Dataset rows for apps and sites:
========================================================================

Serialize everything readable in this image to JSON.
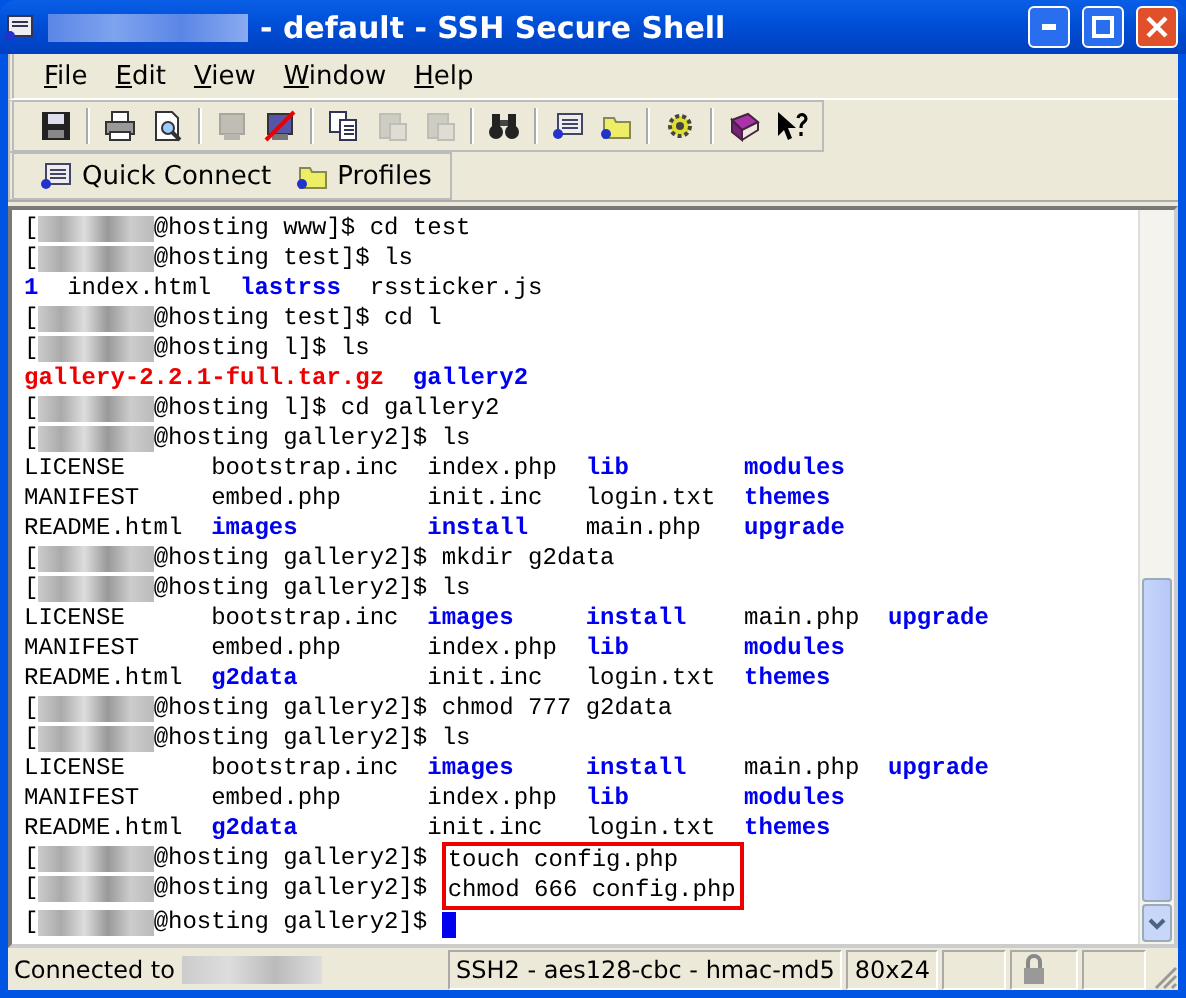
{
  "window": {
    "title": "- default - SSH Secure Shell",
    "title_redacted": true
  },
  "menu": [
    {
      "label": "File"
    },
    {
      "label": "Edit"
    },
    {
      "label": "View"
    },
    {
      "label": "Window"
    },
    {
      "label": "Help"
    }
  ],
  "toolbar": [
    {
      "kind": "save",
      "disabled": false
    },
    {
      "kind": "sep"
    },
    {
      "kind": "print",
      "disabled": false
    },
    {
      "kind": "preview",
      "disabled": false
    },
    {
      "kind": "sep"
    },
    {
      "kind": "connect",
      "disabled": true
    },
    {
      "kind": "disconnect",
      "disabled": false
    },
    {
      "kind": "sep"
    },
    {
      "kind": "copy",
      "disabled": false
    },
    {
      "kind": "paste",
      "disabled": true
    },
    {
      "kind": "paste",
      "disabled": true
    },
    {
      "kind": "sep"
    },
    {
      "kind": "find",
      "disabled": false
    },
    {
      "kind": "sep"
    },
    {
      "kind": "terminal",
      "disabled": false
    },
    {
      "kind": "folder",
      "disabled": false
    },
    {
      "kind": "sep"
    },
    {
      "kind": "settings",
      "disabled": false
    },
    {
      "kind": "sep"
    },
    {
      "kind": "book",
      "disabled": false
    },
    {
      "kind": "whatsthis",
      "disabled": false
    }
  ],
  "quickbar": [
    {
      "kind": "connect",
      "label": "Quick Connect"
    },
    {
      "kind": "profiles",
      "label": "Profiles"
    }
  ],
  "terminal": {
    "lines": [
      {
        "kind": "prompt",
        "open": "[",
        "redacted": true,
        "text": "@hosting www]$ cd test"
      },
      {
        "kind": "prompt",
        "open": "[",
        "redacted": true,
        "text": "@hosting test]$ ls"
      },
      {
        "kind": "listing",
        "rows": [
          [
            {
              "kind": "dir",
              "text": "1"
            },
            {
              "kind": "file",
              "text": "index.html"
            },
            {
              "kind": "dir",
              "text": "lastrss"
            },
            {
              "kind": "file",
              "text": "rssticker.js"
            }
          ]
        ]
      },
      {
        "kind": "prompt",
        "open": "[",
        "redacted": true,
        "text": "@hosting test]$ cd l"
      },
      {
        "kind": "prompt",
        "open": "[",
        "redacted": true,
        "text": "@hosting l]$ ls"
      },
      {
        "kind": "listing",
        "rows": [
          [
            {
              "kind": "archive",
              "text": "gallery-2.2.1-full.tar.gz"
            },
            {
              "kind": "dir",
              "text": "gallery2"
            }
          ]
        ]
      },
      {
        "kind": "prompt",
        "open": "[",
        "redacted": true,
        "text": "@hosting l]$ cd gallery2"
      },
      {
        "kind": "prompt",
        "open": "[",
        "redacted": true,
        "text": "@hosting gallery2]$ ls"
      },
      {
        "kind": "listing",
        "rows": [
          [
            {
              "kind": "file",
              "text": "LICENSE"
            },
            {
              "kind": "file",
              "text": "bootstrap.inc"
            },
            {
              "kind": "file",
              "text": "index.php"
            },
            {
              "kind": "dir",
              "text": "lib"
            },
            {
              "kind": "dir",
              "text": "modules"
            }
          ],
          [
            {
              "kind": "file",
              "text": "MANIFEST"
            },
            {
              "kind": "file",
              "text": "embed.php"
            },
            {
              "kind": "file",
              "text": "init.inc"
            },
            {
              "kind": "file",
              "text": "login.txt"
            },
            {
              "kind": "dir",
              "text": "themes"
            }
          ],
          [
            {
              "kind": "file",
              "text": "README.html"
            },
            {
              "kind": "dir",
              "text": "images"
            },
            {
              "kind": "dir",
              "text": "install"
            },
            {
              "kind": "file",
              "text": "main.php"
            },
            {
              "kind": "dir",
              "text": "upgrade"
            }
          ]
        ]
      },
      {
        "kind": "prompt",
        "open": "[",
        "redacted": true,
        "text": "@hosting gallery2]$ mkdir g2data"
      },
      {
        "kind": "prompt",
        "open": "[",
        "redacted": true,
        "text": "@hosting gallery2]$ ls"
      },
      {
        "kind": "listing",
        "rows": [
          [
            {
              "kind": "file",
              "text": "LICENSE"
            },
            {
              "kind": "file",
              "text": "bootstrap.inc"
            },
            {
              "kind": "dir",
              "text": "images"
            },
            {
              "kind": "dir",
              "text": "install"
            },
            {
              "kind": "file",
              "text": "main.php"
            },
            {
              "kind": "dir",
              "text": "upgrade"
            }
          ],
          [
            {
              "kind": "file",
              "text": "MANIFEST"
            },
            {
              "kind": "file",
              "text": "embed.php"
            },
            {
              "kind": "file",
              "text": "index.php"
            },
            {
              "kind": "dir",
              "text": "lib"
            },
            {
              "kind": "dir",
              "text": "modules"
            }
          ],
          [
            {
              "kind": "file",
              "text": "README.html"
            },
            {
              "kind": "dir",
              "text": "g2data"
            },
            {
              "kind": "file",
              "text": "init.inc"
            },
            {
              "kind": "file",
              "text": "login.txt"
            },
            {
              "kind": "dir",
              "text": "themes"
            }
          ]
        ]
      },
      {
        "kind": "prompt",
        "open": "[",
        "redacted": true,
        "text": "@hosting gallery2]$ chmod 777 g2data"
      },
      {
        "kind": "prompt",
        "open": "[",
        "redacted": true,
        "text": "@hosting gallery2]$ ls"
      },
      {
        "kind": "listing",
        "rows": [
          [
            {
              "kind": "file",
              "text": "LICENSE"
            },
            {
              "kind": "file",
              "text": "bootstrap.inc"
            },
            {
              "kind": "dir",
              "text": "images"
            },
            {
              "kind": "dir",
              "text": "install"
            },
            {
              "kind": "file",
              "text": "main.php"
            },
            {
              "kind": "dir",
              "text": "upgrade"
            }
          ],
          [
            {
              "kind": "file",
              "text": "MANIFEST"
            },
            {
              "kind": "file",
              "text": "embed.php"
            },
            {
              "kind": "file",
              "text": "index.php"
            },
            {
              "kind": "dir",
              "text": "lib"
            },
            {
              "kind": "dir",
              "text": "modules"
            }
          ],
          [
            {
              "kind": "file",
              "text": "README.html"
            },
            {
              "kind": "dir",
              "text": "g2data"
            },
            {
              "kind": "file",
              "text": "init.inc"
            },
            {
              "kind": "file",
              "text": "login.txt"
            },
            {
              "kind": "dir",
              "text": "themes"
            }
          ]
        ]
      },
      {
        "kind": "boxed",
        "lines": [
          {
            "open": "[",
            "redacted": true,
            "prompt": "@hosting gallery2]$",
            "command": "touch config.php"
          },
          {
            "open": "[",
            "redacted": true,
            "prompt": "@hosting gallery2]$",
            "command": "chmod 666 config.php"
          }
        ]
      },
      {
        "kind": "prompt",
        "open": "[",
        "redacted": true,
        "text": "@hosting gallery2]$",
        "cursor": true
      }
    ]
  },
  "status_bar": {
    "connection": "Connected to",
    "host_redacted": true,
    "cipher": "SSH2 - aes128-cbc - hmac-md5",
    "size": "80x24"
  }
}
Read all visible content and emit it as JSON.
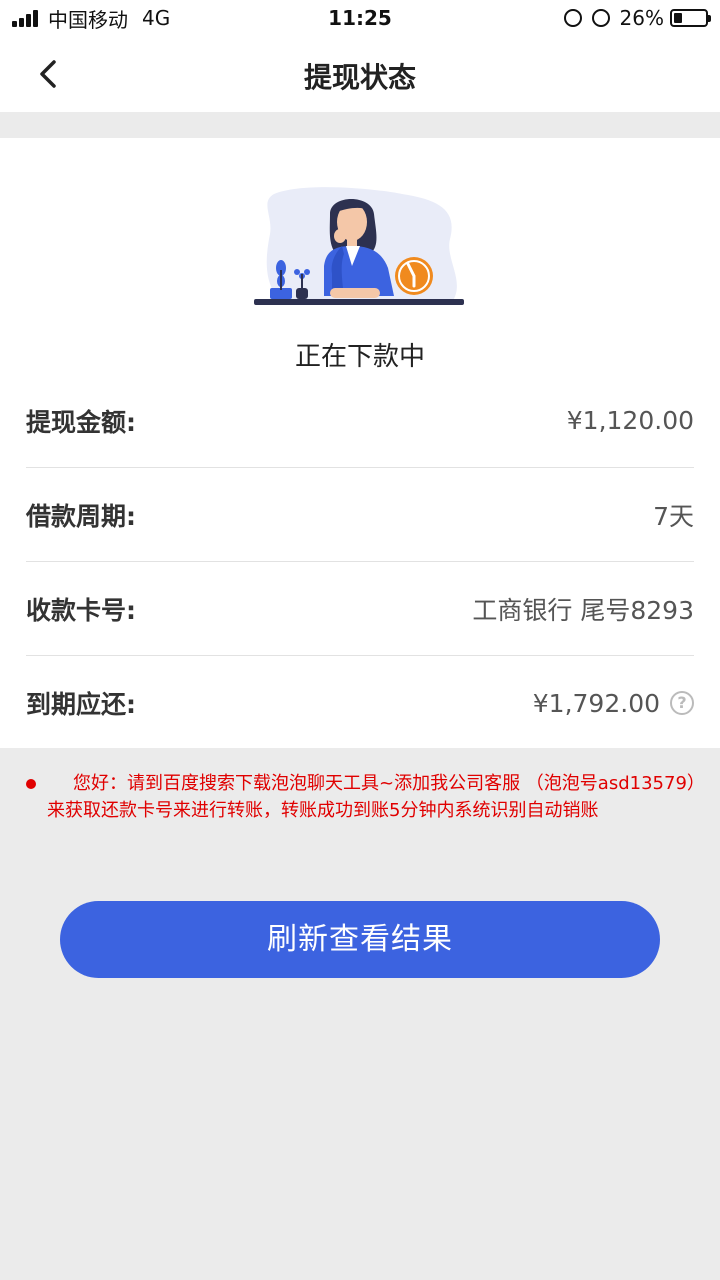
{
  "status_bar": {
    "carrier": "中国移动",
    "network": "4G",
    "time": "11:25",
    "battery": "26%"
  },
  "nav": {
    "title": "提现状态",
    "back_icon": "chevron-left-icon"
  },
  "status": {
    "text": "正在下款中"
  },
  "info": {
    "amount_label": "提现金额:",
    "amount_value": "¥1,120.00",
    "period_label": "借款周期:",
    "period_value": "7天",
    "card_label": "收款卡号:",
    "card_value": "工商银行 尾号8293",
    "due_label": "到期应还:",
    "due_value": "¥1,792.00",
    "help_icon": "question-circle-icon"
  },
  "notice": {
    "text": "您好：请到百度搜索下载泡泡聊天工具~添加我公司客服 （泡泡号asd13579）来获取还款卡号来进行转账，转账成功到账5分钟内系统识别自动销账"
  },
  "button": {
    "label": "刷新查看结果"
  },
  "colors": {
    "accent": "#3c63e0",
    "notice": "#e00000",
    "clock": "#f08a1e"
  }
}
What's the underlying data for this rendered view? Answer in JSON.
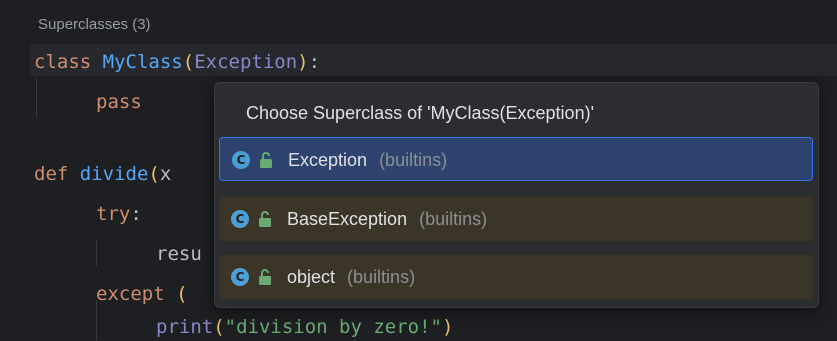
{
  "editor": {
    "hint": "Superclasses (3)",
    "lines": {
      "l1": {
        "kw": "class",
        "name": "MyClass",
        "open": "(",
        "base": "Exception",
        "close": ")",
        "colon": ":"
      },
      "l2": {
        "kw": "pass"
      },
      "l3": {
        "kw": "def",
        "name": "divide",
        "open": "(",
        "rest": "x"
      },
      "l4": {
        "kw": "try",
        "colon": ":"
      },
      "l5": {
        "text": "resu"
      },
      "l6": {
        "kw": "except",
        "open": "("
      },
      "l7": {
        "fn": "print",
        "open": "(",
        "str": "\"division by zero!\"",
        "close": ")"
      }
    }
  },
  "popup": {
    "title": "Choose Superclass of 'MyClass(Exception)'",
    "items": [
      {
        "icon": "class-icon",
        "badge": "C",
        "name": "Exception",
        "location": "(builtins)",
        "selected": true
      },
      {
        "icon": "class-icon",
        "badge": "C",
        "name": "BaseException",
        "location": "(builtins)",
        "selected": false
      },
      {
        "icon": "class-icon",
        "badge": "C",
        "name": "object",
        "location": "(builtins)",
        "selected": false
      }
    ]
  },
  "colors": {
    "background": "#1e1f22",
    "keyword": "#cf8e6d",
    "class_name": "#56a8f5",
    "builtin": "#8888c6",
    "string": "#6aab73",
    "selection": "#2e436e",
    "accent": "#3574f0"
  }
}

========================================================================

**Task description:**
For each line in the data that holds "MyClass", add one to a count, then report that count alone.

**Task output:**
2